It should be no surprise when most people consider investing in a surveillance system that they want quality products above all else. They may have a tight budget, but they'll still want quality. How do most people make this decision, considering that many end users have little to no contact with the complex world of video surveillance until forced into it by a pressing need or company directive?
Smart buyers approach any quote or product with a certain level of skepticism, even suspicion. When the price seems low (and a price that is too low should always set off red flags) a skeptical attitude can quickly turn problematic. If the buyer has been burnt before (purchased inferior products from places like Costco and BestBuy) get ready for questions, since everyone familiar with this technology knows the super cheap stuff in the big box stores is often a technological generation behind and rarely works "as advertised on TV". So in some cases skepticism and suspicion is understandable.

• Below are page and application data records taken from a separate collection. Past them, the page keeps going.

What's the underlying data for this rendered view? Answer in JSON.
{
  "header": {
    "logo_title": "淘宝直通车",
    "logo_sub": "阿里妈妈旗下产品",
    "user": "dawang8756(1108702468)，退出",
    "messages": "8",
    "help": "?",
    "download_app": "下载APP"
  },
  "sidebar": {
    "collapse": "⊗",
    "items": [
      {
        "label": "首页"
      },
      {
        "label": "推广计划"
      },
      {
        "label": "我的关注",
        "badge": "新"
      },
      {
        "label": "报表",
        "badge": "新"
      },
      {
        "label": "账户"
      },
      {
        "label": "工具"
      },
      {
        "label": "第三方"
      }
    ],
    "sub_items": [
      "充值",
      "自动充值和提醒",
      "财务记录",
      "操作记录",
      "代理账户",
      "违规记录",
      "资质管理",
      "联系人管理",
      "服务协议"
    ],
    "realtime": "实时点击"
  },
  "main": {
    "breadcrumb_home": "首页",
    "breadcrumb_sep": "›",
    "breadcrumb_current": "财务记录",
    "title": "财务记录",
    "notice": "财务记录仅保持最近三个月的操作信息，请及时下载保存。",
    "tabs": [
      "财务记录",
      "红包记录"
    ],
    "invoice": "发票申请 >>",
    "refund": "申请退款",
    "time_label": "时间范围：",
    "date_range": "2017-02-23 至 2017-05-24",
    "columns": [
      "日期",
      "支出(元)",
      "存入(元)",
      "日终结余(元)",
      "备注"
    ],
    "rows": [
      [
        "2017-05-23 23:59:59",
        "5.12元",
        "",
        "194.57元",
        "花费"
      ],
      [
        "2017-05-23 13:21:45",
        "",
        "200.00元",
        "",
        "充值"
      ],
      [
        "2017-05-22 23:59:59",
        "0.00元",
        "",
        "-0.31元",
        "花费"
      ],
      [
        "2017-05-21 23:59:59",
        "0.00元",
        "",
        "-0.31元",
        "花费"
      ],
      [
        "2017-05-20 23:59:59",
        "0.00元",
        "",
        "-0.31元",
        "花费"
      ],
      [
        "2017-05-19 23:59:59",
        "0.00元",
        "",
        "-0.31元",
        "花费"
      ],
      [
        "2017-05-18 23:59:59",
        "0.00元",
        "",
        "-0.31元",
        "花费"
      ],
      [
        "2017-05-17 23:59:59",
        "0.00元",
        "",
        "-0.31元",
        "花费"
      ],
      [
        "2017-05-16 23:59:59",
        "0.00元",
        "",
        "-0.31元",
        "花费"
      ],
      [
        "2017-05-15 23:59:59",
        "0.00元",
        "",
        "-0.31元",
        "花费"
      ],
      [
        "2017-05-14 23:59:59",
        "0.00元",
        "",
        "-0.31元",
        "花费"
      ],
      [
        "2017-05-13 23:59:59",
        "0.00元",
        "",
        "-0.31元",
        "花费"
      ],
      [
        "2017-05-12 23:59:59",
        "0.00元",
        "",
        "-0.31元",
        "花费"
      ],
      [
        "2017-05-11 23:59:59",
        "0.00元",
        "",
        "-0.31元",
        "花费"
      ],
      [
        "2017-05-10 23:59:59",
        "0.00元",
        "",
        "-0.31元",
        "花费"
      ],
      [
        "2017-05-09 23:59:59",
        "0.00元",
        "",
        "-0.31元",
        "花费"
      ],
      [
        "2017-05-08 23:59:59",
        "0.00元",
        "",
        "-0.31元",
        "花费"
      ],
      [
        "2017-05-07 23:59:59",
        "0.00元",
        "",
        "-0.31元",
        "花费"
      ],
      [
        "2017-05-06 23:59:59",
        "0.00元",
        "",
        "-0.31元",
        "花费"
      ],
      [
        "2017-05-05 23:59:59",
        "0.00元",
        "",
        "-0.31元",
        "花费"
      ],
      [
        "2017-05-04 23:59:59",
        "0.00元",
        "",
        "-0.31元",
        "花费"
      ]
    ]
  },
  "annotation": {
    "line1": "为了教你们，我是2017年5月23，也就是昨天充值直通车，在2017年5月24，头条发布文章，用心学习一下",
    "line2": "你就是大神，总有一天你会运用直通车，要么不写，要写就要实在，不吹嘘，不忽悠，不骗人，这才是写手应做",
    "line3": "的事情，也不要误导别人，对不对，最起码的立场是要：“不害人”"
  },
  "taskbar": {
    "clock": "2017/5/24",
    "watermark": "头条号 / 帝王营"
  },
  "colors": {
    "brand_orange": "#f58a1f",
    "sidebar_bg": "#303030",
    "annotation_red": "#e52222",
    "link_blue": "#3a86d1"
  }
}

You can present spec sheets. You can talk technical details. End users will listen, nod and smile thoughtfully. They'll catch a buzz word or two and maybe ask some questions. But most end users - not all, but most - won't know why a mechanical IR filter is an advantage, or what back light compensation does, or when a PTZ camera offers substantial benefits (or not), but they do know what their eyes tell them. When you put the product in their hands they are going to make a judgement based on what they see. While you can hand pick demo cameras and demo parts so they all look great, but have little control over a product when it arrives at a clients doorstep, or when you pull one straight out of the box. At some point you'll leave the job site, and then the customer will swoop in and check out exactly what his money has bought.
Even the most inquisitive customer (usually) won't disassemble a product but they will look it over very closely. What they see can make the difference between buying your product again, calling a competitor, or even asking for a refund. The quality of the product will be judged in part by what they see (right or wrong).
The following figures show photos of brackets from a non-Eclipse product. Note the callouts - "flashing debris" and "void".
Flashing debris forms when a mold has been used too many times, is poorly crafted, or the metal is the wrong temperature for the casting process. Using cheap aluminum alloys can also create problems during the casting process. Flashing can also form under other conditions. The flashing shown in the pictures is still attached to the body of the bracket, but can easily break loose and bounce around inside the bracket and the camera. The edges can also be quite sharp. Since this flashing occurs in a cable routing channel, you might realize another problem - when cables are drawn through these channels damage is likely to occur. Cut insulation and scratched or broken wires will likely effect product operation at some point, shortening the life of the product if nothing else.
Also note the center photo shows a "void" (close up view at right). This is a pocket created when the metal failed to flow properly during casting, leaving empty spots of random size and shape. This common defect in poorly manufactured parts can be cosmetic and harmless, or it can occur invisibly on a stress point and significantly weaken the part. If it's located at the right place it will offer a channel for water and foreign matter to enter the product. Like flashing, a void indicates poor manufacturing process and/or inferior materials.
Compare the photos of the non-Eclipse brackets above with the photo below, which shows the inner surface of a typical Eclipse brand bracket.
Inferior materials can also be subject to rust and corrosion, since the alloy may not contain the proper level of rust inhibiting material. Rust, you may know if you install and maintain many cameras, can create all kinds of problems beyond just looking bad from a cosmetic standpoint. It will flake off and foul moving parts, it can coat lenses, it can discolor the product and stain the mounting surface (wall). Rust is troublesome and ugly. Note the rust, visible as a brownish discoloration, in the following image.
Even if the interior is painted, as the bracket shown in the picture above, corrosion can occur due to inferior alloys. In this case the corrosion is at work UNDER the paint and the brown discoloration is due to chemical leaching through the paint itself. Eventually that paint will flake off and expose the corroded metal surface. Since this is a PTZ camera bracket, flaked off bits of paint and oxidized metal will likely fall into the PTZ gears and belts and effect operation.
The lesson here is clear. When the product is free of cosmetic flaws it will have a more dependable lifes span, and even the most suspicious end user will be less likely to complain. They'll be more likely to come back to you in the future for other projects. Being confident in the manufacturing process and material selection also means less maintenance and down time. Discerning end users are aware of all of this and it benefits you to invest in Eclipse brand products, which will always bear an easy to see mark of quality manufacturing. Contact one of our sales representatives today for more information on our products. Your clients will thank you, and keep coming back.